“So you don’t have any knowledge of any software, any practical knowledge?” asked the team manager of a reputed company.
“No sir, but I am a fast learner and academically strong,” was all I could reply.
From early on, we are taught that marks are the important thing, that we should always score 90% or more otherwise we wouldn’t be able to do anything in life.
An economics graduate from one of the most reputed universities of India, I felt like I knew nothing during my interviews. During the three years of my under graduation study, all I was taught was theoretical knowledge, no projects, no specialised software, no research, no knowledge of the actual world. Just theories, which no doubt are important but so is the practical knowledge. Even though I fought for a subject that offered somewhat practical knowledge, but I was refused by college authorities, even though university offered that subject. Why? Didn’t I have right to choose what I want to study? 21 years of my life gone by, and I didn’t know how to use the immense knowledge I had gathered over the years. The rat race we are put in by everyone, to score good marks, where does it lead? I was one of those rats, maybe still am. I was one of the top scorers in my college. And where did it land me? A year gap to prepare for my masters. Only those people, who actually take a year gap for studies during the prime years of their life, can understand the stress of it.

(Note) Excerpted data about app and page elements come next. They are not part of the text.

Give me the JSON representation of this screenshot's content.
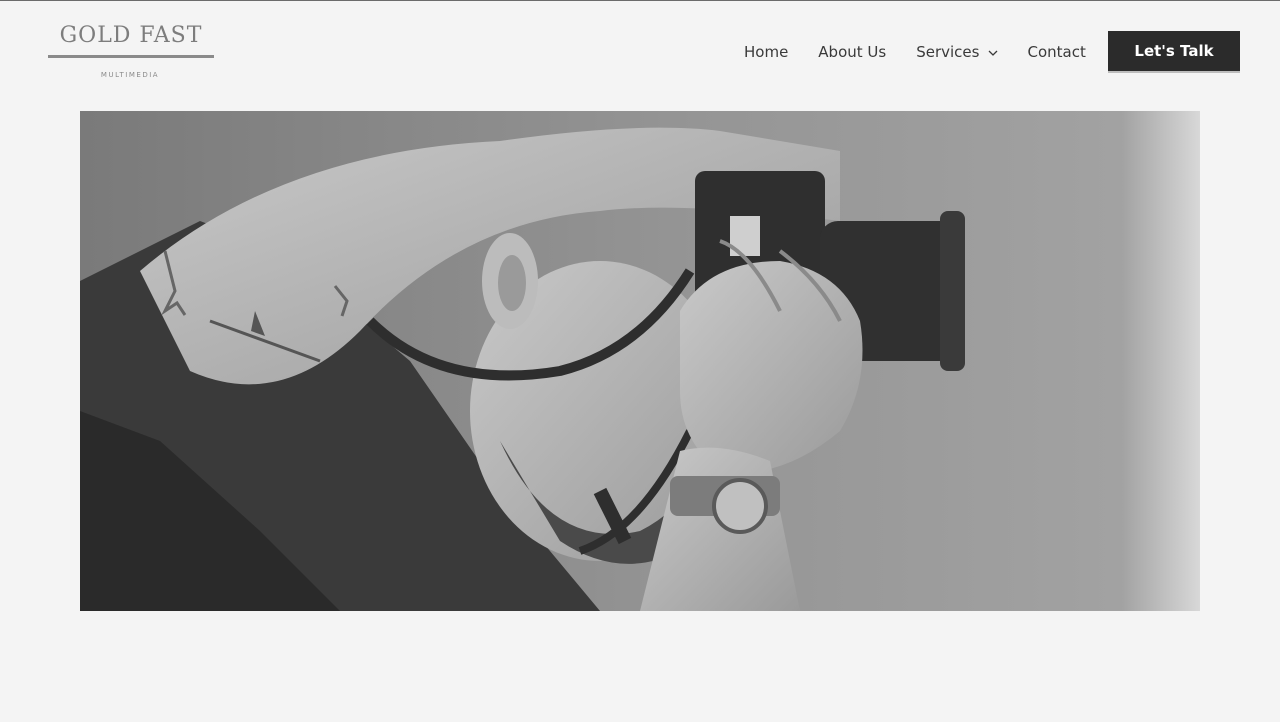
{
  "header": {
    "logo": {
      "title": "GOLD FAST",
      "subtitle": "MULTIMEDIA"
    },
    "nav": {
      "items": [
        {
          "label": "Home"
        },
        {
          "label": "About Us"
        },
        {
          "label": "Services",
          "has_dropdown": true
        },
        {
          "label": "Contact"
        }
      ]
    },
    "cta_label": "Let's Talk"
  },
  "hero": {
    "image_subject": "photographer-with-camera",
    "style": "grayscale"
  },
  "colors": {
    "background": "#f4f4f4",
    "cta_bg": "#2b2b2b",
    "nav_text": "#3a3a3a",
    "logo_gray": "#7d7d7d"
  }
}
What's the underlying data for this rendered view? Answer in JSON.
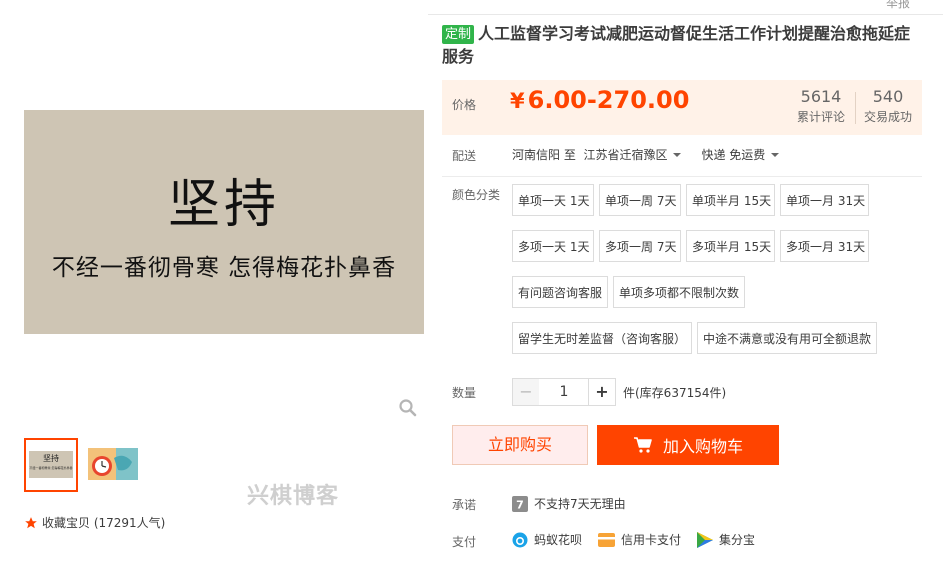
{
  "report_label": "举报",
  "gallery": {
    "main_title": "坚持",
    "main_subtitle": "不经一番彻骨寒  怎得梅花扑鼻香",
    "thumb1_title": "坚持",
    "thumb1_sub": "不经一番彻骨寒 怎得梅花扑鼻香",
    "watermark": "兴棋博客",
    "favorite_label": "收藏宝贝 (17291人气)"
  },
  "product": {
    "tag": "定制",
    "title": "人工监督学习考试减肥运动督促生活工作计划提醒治愈拖延症服务"
  },
  "price": {
    "label": "价格",
    "currency": "¥",
    "value": "6.00-270.00",
    "reviews_count": "5614",
    "reviews_label": "累计评论",
    "deals_count": "540",
    "deals_label": "交易成功"
  },
  "shipping": {
    "label": "配送",
    "from": "河南信阳 至",
    "to": "江苏省迁宿豫区",
    "method": "快递 免运费"
  },
  "options": {
    "label": "颜色分类",
    "items": [
      "单项一天 1天",
      "单项一周 7天",
      "单项半月 15天",
      "单项一月 31天",
      "多项一天 1天",
      "多项一周 7天",
      "多项半月 15天",
      "多项一月 31天",
      "有问题咨询客服",
      "单项多项都不限制次数",
      "留学生无时差监督（咨询客服）",
      "中途不满意或没有用可全额退款"
    ]
  },
  "quantity": {
    "label": "数量",
    "minus": "−",
    "value": "1",
    "plus": "+",
    "stock": "件(库存637154件)"
  },
  "actions": {
    "buy_now": "立即购买",
    "add_to_cart": "加入购物车"
  },
  "promise": {
    "label": "承诺",
    "text": "不支持7天无理由"
  },
  "payment": {
    "label": "支付",
    "methods": [
      "蚂蚁花呗",
      "信用卡支付",
      "集分宝"
    ]
  },
  "colors": {
    "accent": "#ff4400",
    "tag_green": "#30b44a",
    "price_bg": "#fff2e8"
  }
}
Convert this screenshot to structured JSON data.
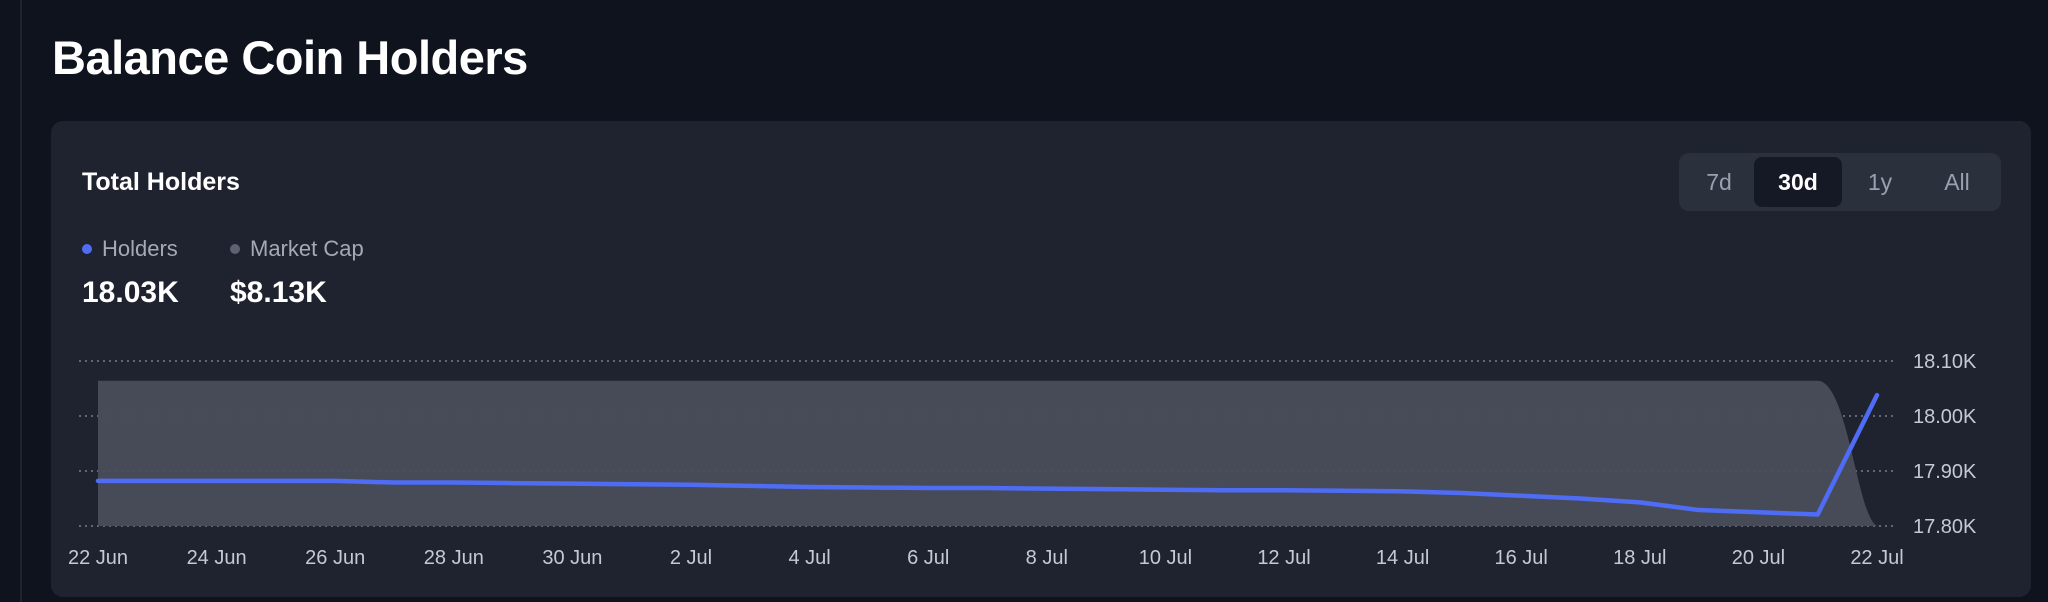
{
  "page": {
    "title": "Balance Coin Holders"
  },
  "card": {
    "title": "Total Holders",
    "ranges": [
      {
        "label": "7d",
        "active": false
      },
      {
        "label": "30d",
        "active": true
      },
      {
        "label": "1y",
        "active": false
      },
      {
        "label": "All",
        "active": false
      }
    ],
    "legend": [
      {
        "label": "Holders",
        "value": "18.03K",
        "color": "#4f6cf5"
      },
      {
        "label": "Market Cap",
        "value": "$8.13K",
        "color": "#5d6270"
      }
    ]
  },
  "colors": {
    "background": "#0e131e",
    "card": "#1f2330",
    "holders_line": "#4f6cf5",
    "market_cap_area": "#4a4e5a",
    "gridline": "#8c909a"
  },
  "chart_data": {
    "type": "line",
    "x_tick_labels": [
      "22 Jun",
      "24 Jun",
      "26 Jun",
      "28 Jun",
      "30 Jun",
      "2 Jul",
      "4 Jul",
      "6 Jul",
      "8 Jul",
      "10 Jul",
      "12 Jul",
      "14 Jul",
      "16 Jul",
      "18 Jul",
      "20 Jul",
      "22 Jul"
    ],
    "y_tick_labels": [
      "18.10K",
      "18.00K",
      "17.90K",
      "17.80K"
    ],
    "y_ticks": [
      18100,
      18000,
      17900,
      17800
    ],
    "ylim": [
      17800,
      18100
    ],
    "x": [
      "22 Jun",
      "23 Jun",
      "24 Jun",
      "25 Jun",
      "26 Jun",
      "27 Jun",
      "28 Jun",
      "29 Jun",
      "30 Jun",
      "1 Jul",
      "2 Jul",
      "3 Jul",
      "4 Jul",
      "5 Jul",
      "6 Jul",
      "7 Jul",
      "8 Jul",
      "9 Jul",
      "10 Jul",
      "11 Jul",
      "12 Jul",
      "13 Jul",
      "14 Jul",
      "15 Jul",
      "16 Jul",
      "17 Jul",
      "18 Jul",
      "19 Jul",
      "20 Jul",
      "21 Jul",
      "22 Jul"
    ],
    "series": [
      {
        "name": "Holders",
        "style": "line",
        "axis": "right",
        "values": [
          17882,
          17882,
          17882,
          17882,
          17882,
          17879,
          17879,
          17878,
          17877,
          17876,
          17875,
          17873,
          17871,
          17870,
          17869,
          17869,
          17868,
          17867,
          17866,
          17865,
          17865,
          17864,
          17863,
          17860,
          17855,
          17850,
          17843,
          17829,
          17825,
          17821,
          18038
        ]
      },
      {
        "name": "Market Cap",
        "style": "area",
        "note_values_relative": true,
        "values": [
          0.88,
          0.88,
          0.88,
          0.88,
          0.88,
          0.88,
          0.88,
          0.88,
          0.88,
          0.88,
          0.88,
          0.88,
          0.88,
          0.88,
          0.88,
          0.88,
          0.88,
          0.88,
          0.88,
          0.88,
          0.88,
          0.88,
          0.88,
          0.88,
          0.88,
          0.88,
          0.88,
          0.88,
          0.88,
          0.88,
          0.0
        ]
      }
    ],
    "grid": true,
    "grid_style": "dotted-horizontal",
    "legend": "top-left"
  }
}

So not only marks, but an overall development of a child is necessary. Our system needs to learn this. That’s how you can actually turn this large population, which seems a burden to everyone, to the most powerful human force in the world. Otherwise, this “burden” on our shoulders, may never get off.
via Inside IIT